What is expected
Only the number is wanted: how many lines below contain "Synergy"?

*** Opening of Data supplied ***

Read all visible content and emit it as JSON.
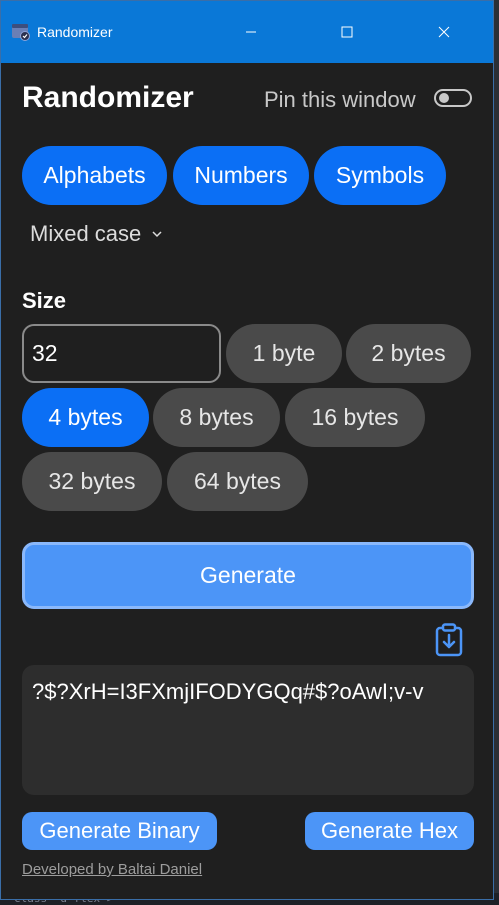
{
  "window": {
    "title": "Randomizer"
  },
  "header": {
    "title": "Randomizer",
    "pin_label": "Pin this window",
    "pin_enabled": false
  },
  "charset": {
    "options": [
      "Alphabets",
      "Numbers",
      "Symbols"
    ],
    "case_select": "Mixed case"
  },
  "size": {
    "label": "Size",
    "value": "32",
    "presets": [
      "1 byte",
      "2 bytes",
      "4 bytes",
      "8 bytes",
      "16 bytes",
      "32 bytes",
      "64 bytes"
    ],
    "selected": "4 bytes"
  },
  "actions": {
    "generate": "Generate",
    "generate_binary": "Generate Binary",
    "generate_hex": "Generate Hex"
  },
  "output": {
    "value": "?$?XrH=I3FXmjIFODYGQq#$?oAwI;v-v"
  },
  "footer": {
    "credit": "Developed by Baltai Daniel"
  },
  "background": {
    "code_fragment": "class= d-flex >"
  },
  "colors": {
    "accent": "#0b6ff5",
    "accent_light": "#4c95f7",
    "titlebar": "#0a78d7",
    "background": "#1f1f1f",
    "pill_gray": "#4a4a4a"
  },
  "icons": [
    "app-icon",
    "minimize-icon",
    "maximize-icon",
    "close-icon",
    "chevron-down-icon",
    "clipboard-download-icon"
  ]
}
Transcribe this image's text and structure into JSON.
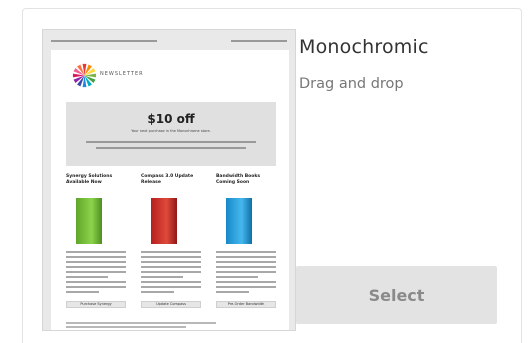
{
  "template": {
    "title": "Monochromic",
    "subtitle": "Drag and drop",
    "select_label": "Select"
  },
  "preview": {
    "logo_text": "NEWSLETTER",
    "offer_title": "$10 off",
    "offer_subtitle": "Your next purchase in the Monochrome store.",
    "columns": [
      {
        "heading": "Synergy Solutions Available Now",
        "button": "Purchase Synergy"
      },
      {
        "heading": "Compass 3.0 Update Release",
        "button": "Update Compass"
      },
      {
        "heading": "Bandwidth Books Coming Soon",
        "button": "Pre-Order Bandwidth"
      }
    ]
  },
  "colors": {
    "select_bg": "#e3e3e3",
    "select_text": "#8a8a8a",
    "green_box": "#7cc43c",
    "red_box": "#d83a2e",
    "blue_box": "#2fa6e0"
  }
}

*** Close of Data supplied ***

Completed exercise
2